Non-Contested Divorces in Spokane: a Good Solution to an Expensive Problem

Non-contested divorces in Spokane are common. It is important to remember that just because you both agree, it doesn’t mean your divorce will be a snap.

An amicable divorce will almost occur faster and at a lower cost than one in which the parties fight over dividing assets or a parenting plan for children. A non-contested divorce in Washington State can take 90 days — the minimum time required by law — as opposed to six months or even a year (and in more complicated ones even more) when the parties are in dispute.

Getting a non-contested divorces in Spokane also tends to lower the price tag for divorcing couples. Mediators, arbitrators, repeated filings and protracted court battles can bring the cost of divorce up to $10,000 or even $15,000 per party. When spouses reach agreement among themselves, however, the price can be as low as $2,500 — total (sometimes less depending on the parties assets, liabilities, retirements, and other factors).

Non-contested divorces in Spokane: Why this could be a good idea

No matter how friendly you are, though, it’s neither prudent nor preferable to enter into the divorce quagmire without a reputable attorney. For one thing, what you agree to do may not be what’s best for you or even legal. Feeling guilty for having an affair, for instance, may incline you to give up rights you’ll regret losing in the future.

In Washington State, every divorce is automatically “no-fault.” That means the courts don’t care why you’re splitting up. A judge’s only concern will be that property, income, child custody, and other relevant matters be handled in a manner fair and equitable to both parties.

An attorney can help make sure your arrangement is fair and equitable, and may include factors that haven’t even occurred to you.

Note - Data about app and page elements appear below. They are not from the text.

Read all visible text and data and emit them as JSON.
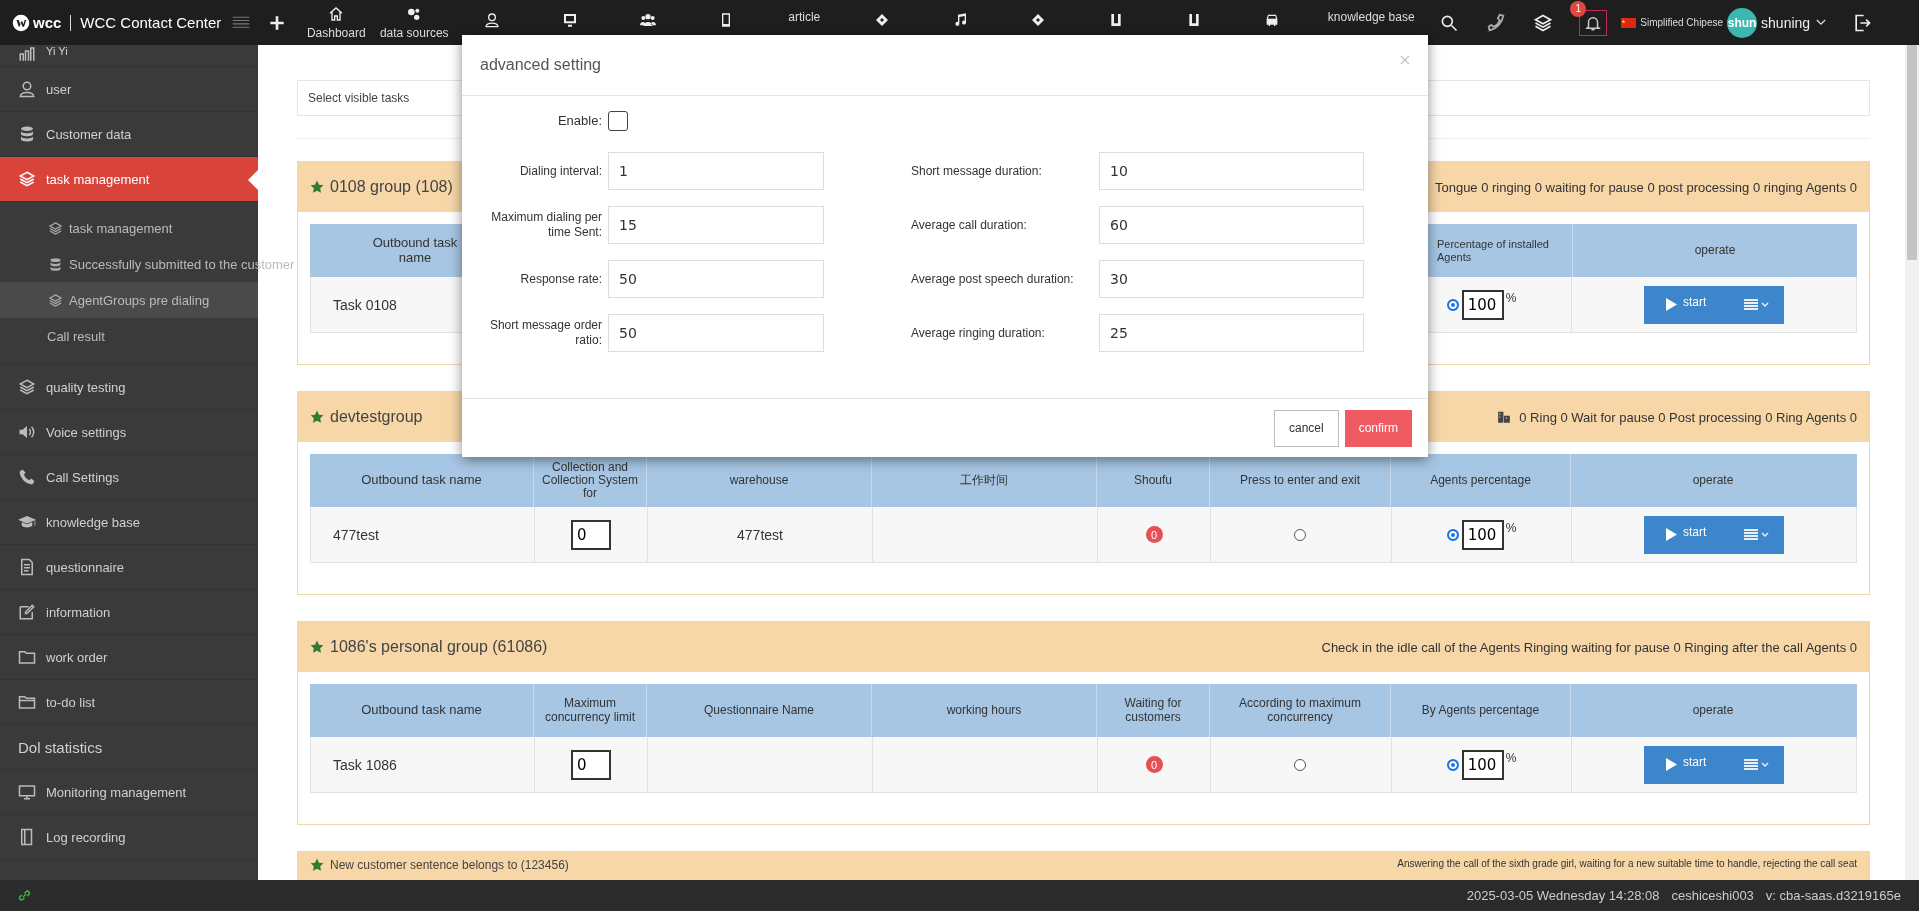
{
  "topbar": {
    "logo": "wcc",
    "title": "WCC Contact Center",
    "nav": [
      {
        "kind": "icon-label",
        "label": "Dashboard"
      },
      {
        "kind": "icon-label",
        "label": "data sources"
      },
      {
        "kind": "icon"
      },
      {
        "kind": "icon"
      },
      {
        "kind": "icon"
      },
      {
        "kind": "icon"
      },
      {
        "kind": "text",
        "label": "article"
      },
      {
        "kind": "icon"
      },
      {
        "kind": "icon"
      },
      {
        "kind": "icon"
      },
      {
        "kind": "icon"
      },
      {
        "kind": "icon"
      },
      {
        "kind": "icon"
      },
      {
        "kind": "text",
        "label": "knowledge base"
      }
    ],
    "notifications": "1",
    "language": "Simplified Chipese",
    "user": {
      "avatar": "shun",
      "name": "shuning"
    }
  },
  "sidebar": {
    "items": [
      {
        "kind": "icon",
        "label": "Yi Yi",
        "selected": false
      },
      {
        "kind": "icon",
        "label": "user",
        "selected": false
      },
      {
        "kind": "icon",
        "label": "Customer data",
        "selected": false
      },
      {
        "kind": "icon",
        "label": "task management",
        "selected": true,
        "children": [
          {
            "kind": "icon",
            "label": "task management",
            "selected": false
          },
          {
            "kind": "icon",
            "label": "Successfully submitted to the customer",
            "selected": false
          },
          {
            "kind": "icon",
            "label": "AgentGroups pre dialing",
            "selected": true
          },
          {
            "kind": "plain",
            "label": "Call result",
            "selected": false
          }
        ]
      },
      {
        "kind": "icon",
        "label": "quality testing",
        "selected": false
      },
      {
        "kind": "icon",
        "label": "Voice settings",
        "selected": false
      },
      {
        "kind": "icon",
        "label": "Call Settings",
        "selected": false
      },
      {
        "kind": "icon",
        "label": "knowledge base",
        "selected": false
      },
      {
        "kind": "icon",
        "label": "questionnaire",
        "selected": false
      },
      {
        "kind": "icon",
        "label": "information",
        "selected": false
      },
      {
        "kind": "icon",
        "label": "work order",
        "selected": false
      },
      {
        "kind": "icon",
        "label": "to-do list",
        "selected": false
      },
      {
        "kind": "plain",
        "label": "Dol statistics",
        "selected": false
      },
      {
        "kind": "icon",
        "label": "Monitoring management",
        "selected": false
      },
      {
        "kind": "icon",
        "label": "Log recording",
        "selected": false
      }
    ]
  },
  "task_filter": {
    "placeholder": "Select visible tasks"
  },
  "groups": [
    {
      "title": "0108 group (108)",
      "status": "Tongue 0 ringing 0 waiting for pause 0 post processing 0 ringing Agents 0",
      "table": {
        "columns": [
          "Outbound task name",
          "Percentage of installed Agents",
          "operate"
        ],
        "rows": [
          {
            "cells": [
              {
                "kind": "text",
                "text": "Task 0108"
              },
              {
                "kind": "percent",
                "selected": true,
                "value": "100",
                "unit": "%"
              },
              {
                "kind": "action",
                "label": "start"
              }
            ]
          }
        ]
      }
    },
    {
      "title": "devtestgroup",
      "status": "0 Ring 0 Wait for pause 0 Post processing 0 Ring Agents 0",
      "table": {
        "columns": [
          "Outbound task name",
          "Collection and Collection System for",
          "warehouse",
          "工作时间",
          "Shoufu",
          "Press to enter and exit",
          "Agents percentage",
          "operate"
        ],
        "rows": [
          {
            "cells": [
              {
                "kind": "text",
                "text": "477test"
              },
              {
                "kind": "input",
                "value": "0"
              },
              {
                "kind": "text",
                "text": "477test"
              },
              {
                "kind": "empty"
              },
              {
                "kind": "badge",
                "text": "0"
              },
              {
                "kind": "radio",
                "selected": false
              },
              {
                "kind": "percent",
                "selected": true,
                "value": "100",
                "unit": "%"
              },
              {
                "kind": "action",
                "label": "start"
              }
            ]
          }
        ]
      }
    },
    {
      "title": "1086's personal group (61086)",
      "status": "Check in the idle call of the Agents Ringing waiting for pause 0 Ringing after the call Agents 0",
      "table": {
        "columns": [
          "Outbound task name",
          "Maximum concurrency limit",
          "Questionnaire Name",
          "working hours",
          "Waiting for customers",
          "According to maximum concurrency",
          "By Agents percentage",
          "operate"
        ],
        "rows": [
          {
            "cells": [
              {
                "kind": "text",
                "text": "Task 1086"
              },
              {
                "kind": "input",
                "value": "0"
              },
              {
                "kind": "empty"
              },
              {
                "kind": "empty"
              },
              {
                "kind": "badge",
                "text": "0"
              },
              {
                "kind": "radio",
                "selected": false
              },
              {
                "kind": "percent",
                "selected": true,
                "value": "100",
                "unit": "%"
              },
              {
                "kind": "action",
                "label": "start"
              }
            ]
          }
        ]
      }
    },
    {
      "title": "New customer sentence belongs to (123456)",
      "status": "Answering the call of the sixth grade girl, waiting for a new suitable time to handle, rejecting the call seat"
    }
  ],
  "dialog": {
    "title": "advanced setting",
    "enable": {
      "label": "Enable:",
      "checked": false
    },
    "left_fields": [
      {
        "label": "Dialing interval:",
        "value": "1"
      },
      {
        "label": "Maximum dialing per time Sent:",
        "value": "15"
      },
      {
        "label": "Response rate:",
        "value": "50"
      },
      {
        "label": "Short message order ratio:",
        "value": "50"
      }
    ],
    "right_fields": [
      {
        "label": "Short message duration:",
        "value": "10"
      },
      {
        "label": "Average call duration:",
        "value": "60"
      },
      {
        "label": "Average post speech duration:",
        "value": "30"
      },
      {
        "label": "Average ringing duration:",
        "value": "25"
      }
    ],
    "buttons": [
      {
        "kind": "secondary",
        "label": "cancel"
      },
      {
        "kind": "primary",
        "label": "confirm"
      }
    ]
  },
  "status_bar": {
    "time": "2025-03-05 Wednesday 14:28:08",
    "account": "ceshiceshi003",
    "version": "v: cba-saas.d3219165e"
  }
}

Non-contested divorces in Spokane could properly outline the agreement between the parties, but the court may not sign it. A lawyer can help you ensure that the final paperwork represents the agreement of the parties and that the court will accept it.

One of my clients, a woman, had been married 26 years. During that time, she stayed home and raised the couple’s children, and took care of domestic matters. He left her to live with another woman.

Did the courts care about the fact that he’d committed adultery? Not at all. They might care, however, about the other woman’s income. Some judges would count it as part of the man’s total household income when determining the amount of spousal maintenance he must pay to his ex-wife. She’d never considered this, and was glad she’d hired me to represent her.

I had to do a lot less work for another couple who came to me with substantial in assets. They’d sat down and listed everything they owned, together with each item’s value, and had agreed on how to divide their possessions equitably. This was a fairly easy and inexpensive divorce.

Agreements such as there are rare, however. Many people don’t realize that Washington is a “community property” state. That means everything a couple acquires during the marriage is considered to be jointly owned by both parties, even if one person worked and the other person didn’t. All income and wages acquired are community property. Even a house owned by someone before marriage becomes community property if it’s sold and the income used to buy another house — or anything else — jointly with the spouse.

What about a house owned by one spouse and rented out? The income from that rental would belong to the owner alone, unless the non-owning spouse contributed to the property with money or work. Then a judge may order reimbursement to the non-owner spouse, or may decide the rental is now community property and must be divided between the two.

Non-contested divorces tend to work best when a couple has been married for a fairly short time, say, less than five years, because there usually isn’t much joint property to divide. But exceptions exist to every rule. In either case, it’s better to be safe than sorry, and ask an attorney what rules apply to you. At the very least, you’ll need a lawyer to file all the paperwork Washington requires.

No matter how simple and amicable your divorce may be, having a good attorney is key to its success. If you have questions about Non-contested divorces in Spokane or you are considering one, call the Quiroga Law Office, PLLC today to find out what we can do to help you. Our number is (509) 927-3840.

Non-Contested Divorces in Spokane | Copyrighted Material of the Quiroga Law Office, PLLC